> _EXERCISE OBJECTIVE_: Select the lines of the records containing the word "JSON" and list them.

> _RECORDS SUPPLIED_:
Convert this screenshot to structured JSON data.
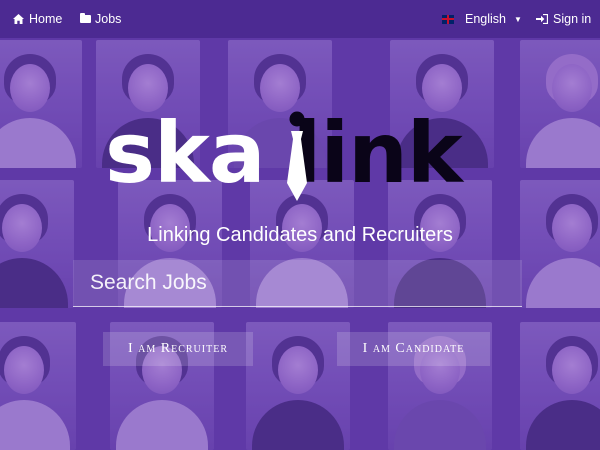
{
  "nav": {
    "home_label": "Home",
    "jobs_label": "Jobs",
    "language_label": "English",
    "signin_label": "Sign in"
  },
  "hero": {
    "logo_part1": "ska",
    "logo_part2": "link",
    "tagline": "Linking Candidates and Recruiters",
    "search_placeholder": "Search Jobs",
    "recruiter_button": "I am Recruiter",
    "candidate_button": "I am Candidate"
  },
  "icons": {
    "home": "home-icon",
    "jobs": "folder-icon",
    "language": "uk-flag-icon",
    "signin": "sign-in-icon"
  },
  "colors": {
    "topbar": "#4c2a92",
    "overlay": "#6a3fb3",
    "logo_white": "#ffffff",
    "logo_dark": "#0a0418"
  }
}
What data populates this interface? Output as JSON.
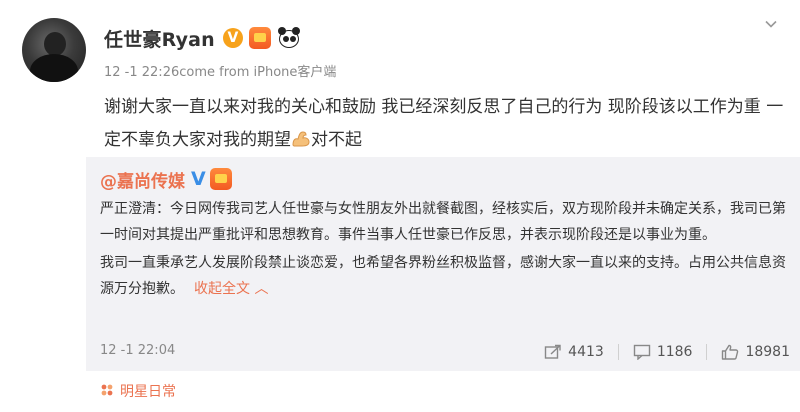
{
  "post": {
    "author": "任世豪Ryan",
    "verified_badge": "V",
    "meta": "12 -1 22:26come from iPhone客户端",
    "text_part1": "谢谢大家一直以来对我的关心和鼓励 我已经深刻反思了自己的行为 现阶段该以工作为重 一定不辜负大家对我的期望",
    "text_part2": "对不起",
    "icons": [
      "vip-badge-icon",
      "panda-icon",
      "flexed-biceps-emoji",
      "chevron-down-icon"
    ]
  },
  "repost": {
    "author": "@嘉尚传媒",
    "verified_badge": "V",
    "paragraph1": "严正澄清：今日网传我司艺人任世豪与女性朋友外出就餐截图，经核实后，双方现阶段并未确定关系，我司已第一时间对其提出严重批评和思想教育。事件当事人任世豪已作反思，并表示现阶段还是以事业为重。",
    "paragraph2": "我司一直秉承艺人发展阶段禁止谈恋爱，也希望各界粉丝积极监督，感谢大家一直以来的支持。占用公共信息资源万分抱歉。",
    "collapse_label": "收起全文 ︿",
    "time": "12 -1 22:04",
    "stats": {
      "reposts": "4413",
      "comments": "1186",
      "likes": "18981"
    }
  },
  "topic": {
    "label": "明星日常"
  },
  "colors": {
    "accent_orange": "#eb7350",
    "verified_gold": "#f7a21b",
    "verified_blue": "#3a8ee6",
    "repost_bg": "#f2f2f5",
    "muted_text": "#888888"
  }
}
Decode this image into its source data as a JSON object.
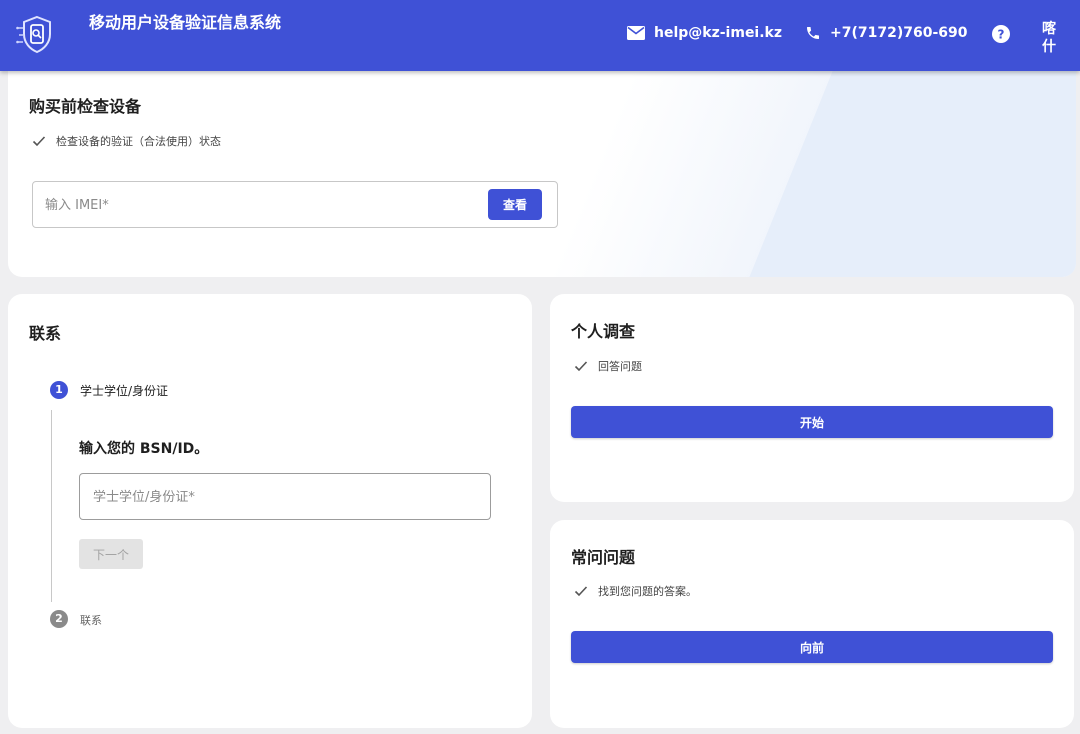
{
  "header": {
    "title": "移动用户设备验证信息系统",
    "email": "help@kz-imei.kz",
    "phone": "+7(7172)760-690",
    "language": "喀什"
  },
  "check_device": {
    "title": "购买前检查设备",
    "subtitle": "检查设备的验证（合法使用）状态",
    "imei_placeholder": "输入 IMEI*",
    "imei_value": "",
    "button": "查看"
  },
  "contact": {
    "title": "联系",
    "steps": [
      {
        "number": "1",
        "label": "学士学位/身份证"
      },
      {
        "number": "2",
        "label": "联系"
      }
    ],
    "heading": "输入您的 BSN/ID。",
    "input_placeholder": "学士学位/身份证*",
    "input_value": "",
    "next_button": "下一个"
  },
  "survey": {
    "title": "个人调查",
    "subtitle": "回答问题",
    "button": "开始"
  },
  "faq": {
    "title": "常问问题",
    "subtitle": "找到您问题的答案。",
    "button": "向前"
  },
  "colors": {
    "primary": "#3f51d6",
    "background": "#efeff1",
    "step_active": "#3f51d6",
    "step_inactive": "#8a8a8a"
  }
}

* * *

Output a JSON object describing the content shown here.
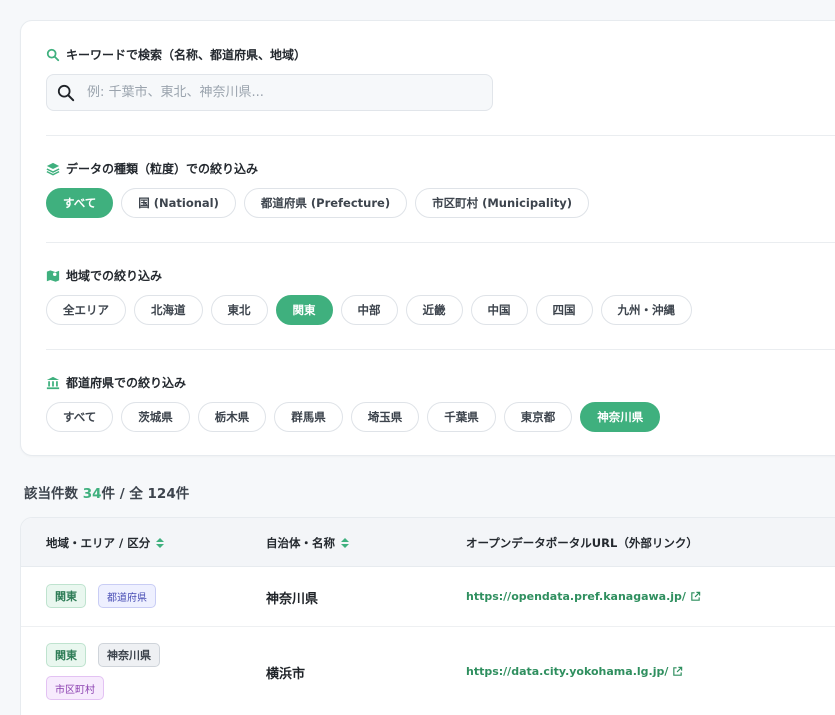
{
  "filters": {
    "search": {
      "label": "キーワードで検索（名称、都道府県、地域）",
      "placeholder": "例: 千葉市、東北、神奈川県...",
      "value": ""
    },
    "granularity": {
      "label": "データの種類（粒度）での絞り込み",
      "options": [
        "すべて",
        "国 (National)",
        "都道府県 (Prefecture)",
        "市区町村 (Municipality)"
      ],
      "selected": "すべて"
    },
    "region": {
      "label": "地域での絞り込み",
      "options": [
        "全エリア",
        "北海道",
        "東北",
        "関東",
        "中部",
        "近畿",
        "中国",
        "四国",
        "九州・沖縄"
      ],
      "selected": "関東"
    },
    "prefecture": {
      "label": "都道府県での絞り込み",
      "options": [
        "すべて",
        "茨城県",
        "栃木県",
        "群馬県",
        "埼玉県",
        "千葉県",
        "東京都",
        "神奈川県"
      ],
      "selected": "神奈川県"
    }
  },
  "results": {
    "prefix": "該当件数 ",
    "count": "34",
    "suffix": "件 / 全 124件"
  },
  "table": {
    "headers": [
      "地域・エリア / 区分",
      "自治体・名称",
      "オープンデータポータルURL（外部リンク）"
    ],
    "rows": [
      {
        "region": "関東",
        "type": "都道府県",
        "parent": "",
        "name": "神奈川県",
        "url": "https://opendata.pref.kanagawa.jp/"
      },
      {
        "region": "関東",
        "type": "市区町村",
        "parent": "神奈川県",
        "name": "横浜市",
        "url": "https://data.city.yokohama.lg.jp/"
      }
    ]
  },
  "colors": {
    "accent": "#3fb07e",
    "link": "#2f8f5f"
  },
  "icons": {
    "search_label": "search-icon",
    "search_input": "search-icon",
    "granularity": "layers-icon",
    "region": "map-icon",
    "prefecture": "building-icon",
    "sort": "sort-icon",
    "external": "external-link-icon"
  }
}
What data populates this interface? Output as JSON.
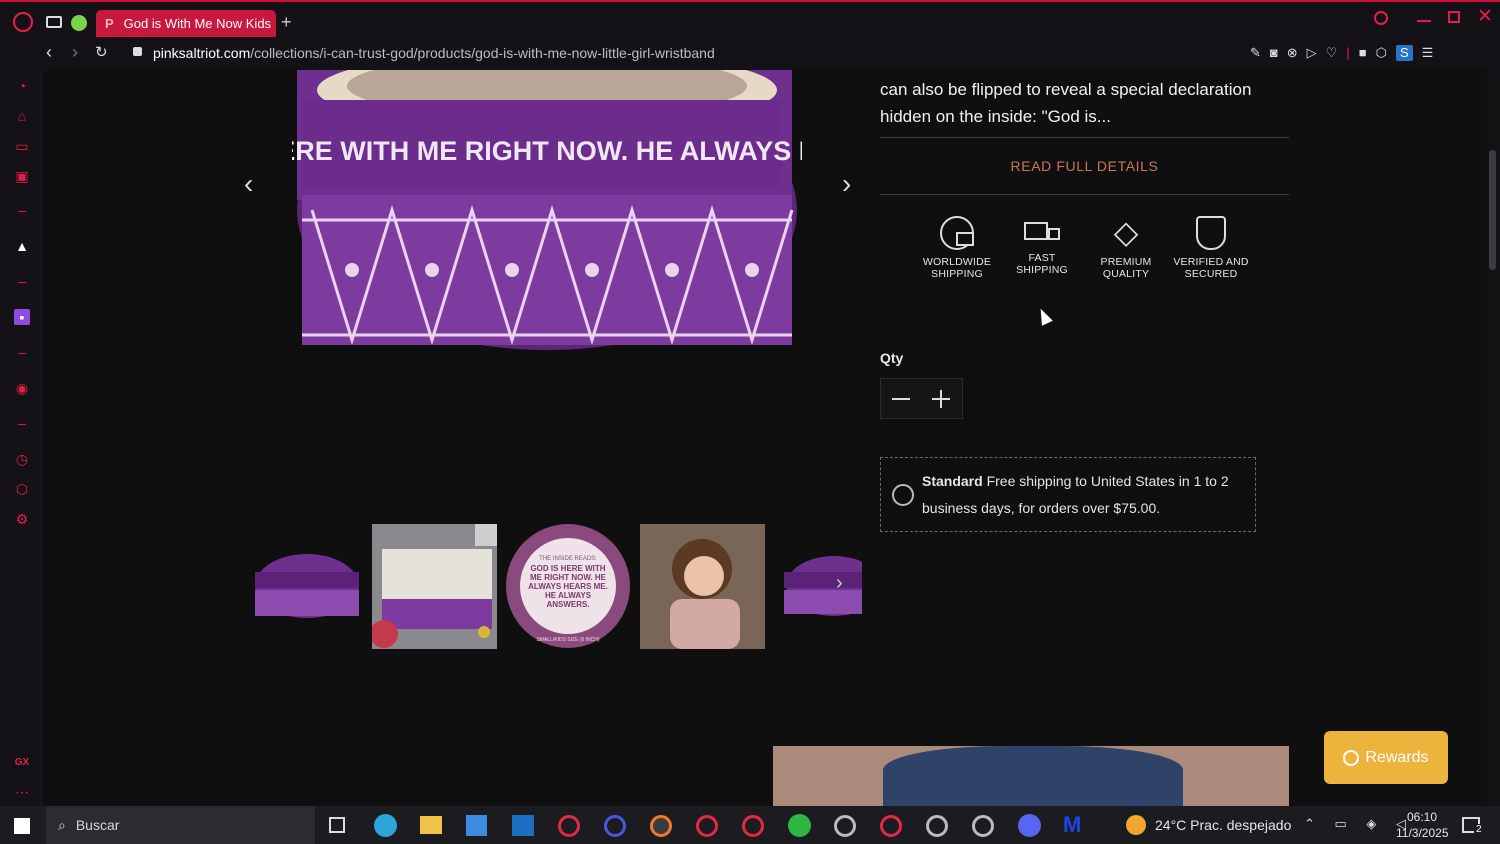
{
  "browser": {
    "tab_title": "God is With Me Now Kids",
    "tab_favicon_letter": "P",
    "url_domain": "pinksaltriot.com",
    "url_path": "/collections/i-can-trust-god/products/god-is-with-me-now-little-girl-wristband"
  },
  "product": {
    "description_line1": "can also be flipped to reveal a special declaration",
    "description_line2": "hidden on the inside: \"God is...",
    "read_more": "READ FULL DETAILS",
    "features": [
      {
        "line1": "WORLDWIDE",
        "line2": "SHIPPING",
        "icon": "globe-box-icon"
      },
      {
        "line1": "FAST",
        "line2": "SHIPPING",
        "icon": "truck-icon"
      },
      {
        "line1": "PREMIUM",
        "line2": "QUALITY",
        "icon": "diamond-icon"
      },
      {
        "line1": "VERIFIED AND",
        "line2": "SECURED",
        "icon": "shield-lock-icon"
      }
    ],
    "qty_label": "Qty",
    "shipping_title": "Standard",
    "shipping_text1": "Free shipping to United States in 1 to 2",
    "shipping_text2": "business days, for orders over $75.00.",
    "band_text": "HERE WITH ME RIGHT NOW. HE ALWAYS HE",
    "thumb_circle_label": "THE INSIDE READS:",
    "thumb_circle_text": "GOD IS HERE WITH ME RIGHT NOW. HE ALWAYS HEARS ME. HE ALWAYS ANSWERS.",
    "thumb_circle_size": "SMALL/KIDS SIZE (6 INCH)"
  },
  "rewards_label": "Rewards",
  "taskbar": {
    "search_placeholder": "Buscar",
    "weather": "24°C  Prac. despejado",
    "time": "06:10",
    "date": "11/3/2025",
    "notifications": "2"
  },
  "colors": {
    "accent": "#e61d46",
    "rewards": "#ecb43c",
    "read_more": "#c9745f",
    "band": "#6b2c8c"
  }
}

> _SOLUTION_:
Convert this screenshot to structured JSON data.
What data populates this interface? Output as JSON.
Decode this image into its source data as a JSON object.
Output a JSON object describing the content shown here.
What data populates this interface? Output as JSON.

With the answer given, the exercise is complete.